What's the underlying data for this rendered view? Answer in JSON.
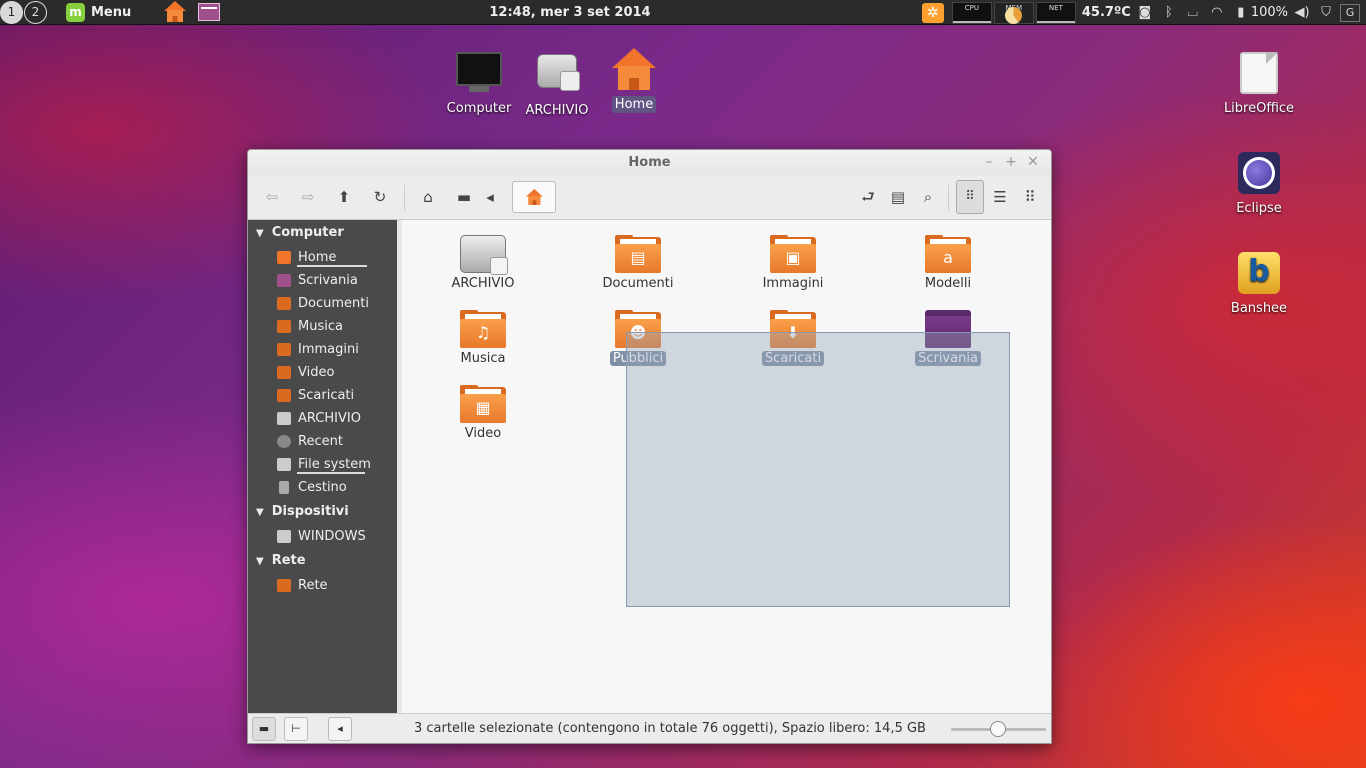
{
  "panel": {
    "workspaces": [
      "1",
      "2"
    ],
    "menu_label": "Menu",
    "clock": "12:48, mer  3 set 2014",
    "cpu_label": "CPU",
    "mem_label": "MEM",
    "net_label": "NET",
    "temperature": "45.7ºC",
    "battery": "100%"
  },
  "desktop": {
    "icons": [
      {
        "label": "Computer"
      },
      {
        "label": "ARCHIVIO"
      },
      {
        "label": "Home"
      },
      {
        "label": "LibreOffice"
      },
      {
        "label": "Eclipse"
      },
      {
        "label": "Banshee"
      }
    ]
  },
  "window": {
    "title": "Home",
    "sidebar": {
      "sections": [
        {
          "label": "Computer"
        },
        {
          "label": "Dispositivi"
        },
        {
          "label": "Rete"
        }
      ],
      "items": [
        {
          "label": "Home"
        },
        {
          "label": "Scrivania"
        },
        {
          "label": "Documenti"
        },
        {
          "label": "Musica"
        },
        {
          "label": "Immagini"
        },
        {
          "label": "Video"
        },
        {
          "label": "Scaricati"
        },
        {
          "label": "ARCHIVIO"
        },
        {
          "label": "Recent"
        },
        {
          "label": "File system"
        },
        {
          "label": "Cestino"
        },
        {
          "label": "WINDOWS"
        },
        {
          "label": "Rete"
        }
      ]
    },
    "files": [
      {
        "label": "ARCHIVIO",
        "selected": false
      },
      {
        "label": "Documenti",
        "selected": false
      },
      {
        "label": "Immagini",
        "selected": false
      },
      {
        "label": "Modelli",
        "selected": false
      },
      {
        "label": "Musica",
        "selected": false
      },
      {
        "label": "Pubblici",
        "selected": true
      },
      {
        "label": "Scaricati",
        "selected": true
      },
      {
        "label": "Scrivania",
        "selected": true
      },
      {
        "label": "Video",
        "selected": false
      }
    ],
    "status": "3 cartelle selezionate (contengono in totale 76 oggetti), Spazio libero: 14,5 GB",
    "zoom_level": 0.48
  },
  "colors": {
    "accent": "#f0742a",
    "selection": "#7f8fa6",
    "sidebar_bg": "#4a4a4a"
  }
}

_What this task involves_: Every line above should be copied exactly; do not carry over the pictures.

_Output of the exercise_:
What's the underlying data for this rendered view? Answer in JSON.
{
  "panel": {
    "workspaces": [
      "1",
      "2"
    ],
    "menu_label": "Menu",
    "clock": "12:48, mer  3 set 2014",
    "cpu_label": "CPU",
    "mem_label": "MEM",
    "net_label": "NET",
    "temperature": "45.7ºC",
    "battery": "100%"
  },
  "desktop": {
    "icons": [
      {
        "label": "Computer"
      },
      {
        "label": "ARCHIVIO"
      },
      {
        "label": "Home"
      },
      {
        "label": "LibreOffice"
      },
      {
        "label": "Eclipse"
      },
      {
        "label": "Banshee"
      }
    ]
  },
  "window": {
    "title": "Home",
    "sidebar": {
      "sections": [
        {
          "label": "Computer"
        },
        {
          "label": "Dispositivi"
        },
        {
          "label": "Rete"
        }
      ],
      "items": [
        {
          "label": "Home"
        },
        {
          "label": "Scrivania"
        },
        {
          "label": "Documenti"
        },
        {
          "label": "Musica"
        },
        {
          "label": "Immagini"
        },
        {
          "label": "Video"
        },
        {
          "label": "Scaricati"
        },
        {
          "label": "ARCHIVIO"
        },
        {
          "label": "Recent"
        },
        {
          "label": "File system"
        },
        {
          "label": "Cestino"
        },
        {
          "label": "WINDOWS"
        },
        {
          "label": "Rete"
        }
      ]
    },
    "files": [
      {
        "label": "ARCHIVIO",
        "selected": false
      },
      {
        "label": "Documenti",
        "selected": false
      },
      {
        "label": "Immagini",
        "selected": false
      },
      {
        "label": "Modelli",
        "selected": false
      },
      {
        "label": "Musica",
        "selected": false
      },
      {
        "label": "Pubblici",
        "selected": true
      },
      {
        "label": "Scaricati",
        "selected": true
      },
      {
        "label": "Scrivania",
        "selected": true
      },
      {
        "label": "Video",
        "selected": false
      }
    ],
    "status": "3 cartelle selezionate (contengono in totale 76 oggetti), Spazio libero: 14,5 GB",
    "zoom_level": 0.48
  },
  "colors": {
    "accent": "#f0742a",
    "selection": "#7f8fa6",
    "sidebar_bg": "#4a4a4a"
  }
}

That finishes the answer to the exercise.